While many of our library patrons know that the most effective way to access the library catalog is by going to the library website or by going directly to Aspen Discovery, there are a lot of users that are used to doing all their searches in Google, Bing, Duck Duck Go, or another traditional search engine. To help reach these users where they are, Aspen Discovery publishes information to help these search engines understand all of the content the library owns.
You can use the Google Search Console to see how your site is performing. You can sign up here. If you choose to use the URL prefix method of signing up, we can add the required file to your server during the verification process.
Using the Search Console, we can see that our libraries are having some amazing results within Google and the results are getting better all the time. The following graph shows the stats for Arlington Public Library over the past three months.
Arlington is getting great results for individual titles as well as public lists that their librarians have created. For example, a search for “the fall of cabal” or “the fall of the house of cabal” in Google will Arlington’s record for The fall of the House of Cabal by Jonathan Howard as result number 5 (this can change day to day), just under the results for Amazon, macmillan publishers, and Audible. It currently ranks above results from Target, Walmart, Thriftbooks, and other sellers. Searches for list content are also getting really good rankings in Google. For example, a search for “books similar to Red White and Royal Blue” shows Arlington’s list Read-Alikes for Red White & Royal Blue as the seventh result.
So what are we doing to get these great results? All search engines web crawlers (sometimes called bots) to: discover all of the content on a website, learn what is being provided, and then rank it against other content to provide relevant content for a patron’s search. This is similar process to what Aspen Discovery does when it reads information from the ILS, OverDrive, Axis 360, Hoopla, Cloud Library, etc; extracts relevant information like title, author, and subjects; adds the data to our Solr index; and then allows the patron to search the index to display relevant results.
Because the primary way patrons interact with Aspen Discovery is through search, it can be difficult for Google and other search engines to know how to get to all of our content since they can’t automatically do a bunch of searches. To help search engines access all of our content, we provide a file called a sitemap to them. The sitemap contains a list of all the records that your catalog holds. Because our catalogs are so big, we actually have to divide the listing of records in the catalog into multiple files all gathered together by a single sitemapindex. That can be found at yoursite.org/sitemapindex.xml. The index then provides links to each title within Aspen Discovery so Google or any other search engine can find them.

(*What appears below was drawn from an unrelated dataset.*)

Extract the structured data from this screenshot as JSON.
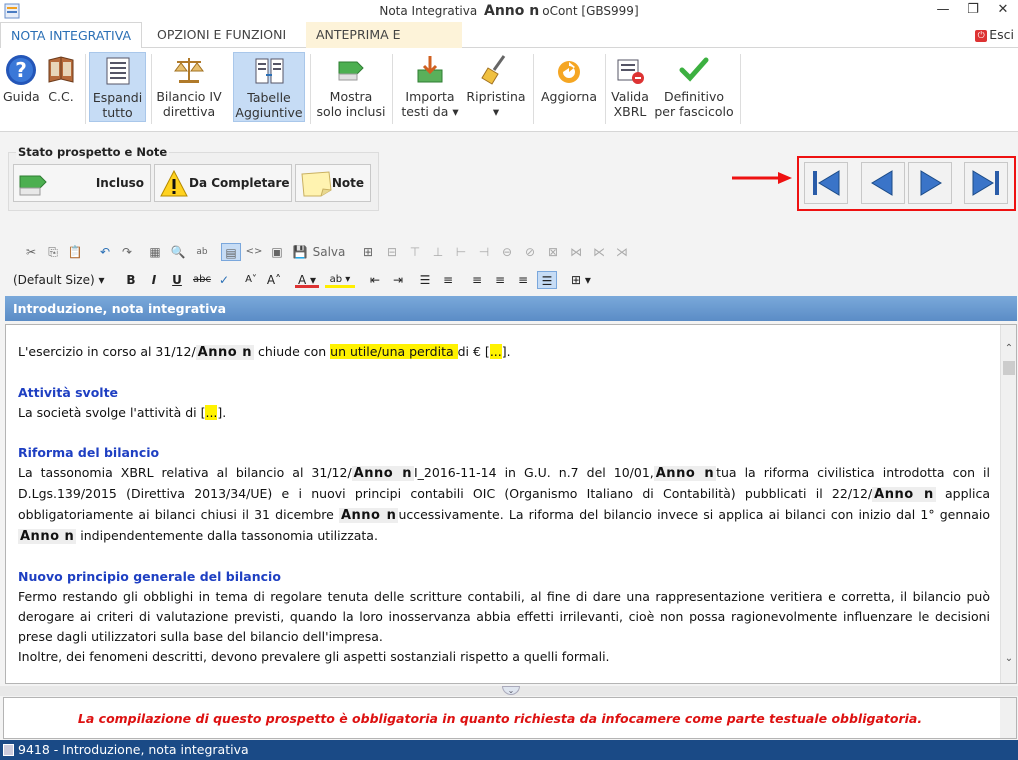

Within each record itself, we also add information that is visible to search engines and other servers. The information we provide has a general name of linked data and we provide linked data in the schema.org format that Google recommends as well as displaying BibFrame works. You can see the data using Google’s Structured Data Testing Tool. For The Midnight Library, we see information as shown below:
Although we can never guarantee how Google will show our results, we can definitely influence how they see our site and do everything we can to make sure that our results rank as highly as possible within the results.
In the Aspen Usage Dashboard, we show information about how many pages search engine bots are loading each month. This will ebb and flow over the course of a year and as we identify new search engines. Here is one example of search engine activity over the last year.
Sometimes, a search engine crawler gets overly aggressive and indexes too many pages too quickly, or it only provides search results in locations that the library does not serve (i.e. crawlers that only serve Russia, Europe, or China).
If that is the case, we can block traffic from particular IP addresses or IP address ranges, but that is normally only needed if we notice a drop in page response times.
If you want to setup the Google Search console, we would be happy to help you so you can better track your results and we’d love to discuss any ideas you may have for getting better results for your catalog in the search engines that patron’s use everyday.
Read more by Mark Noble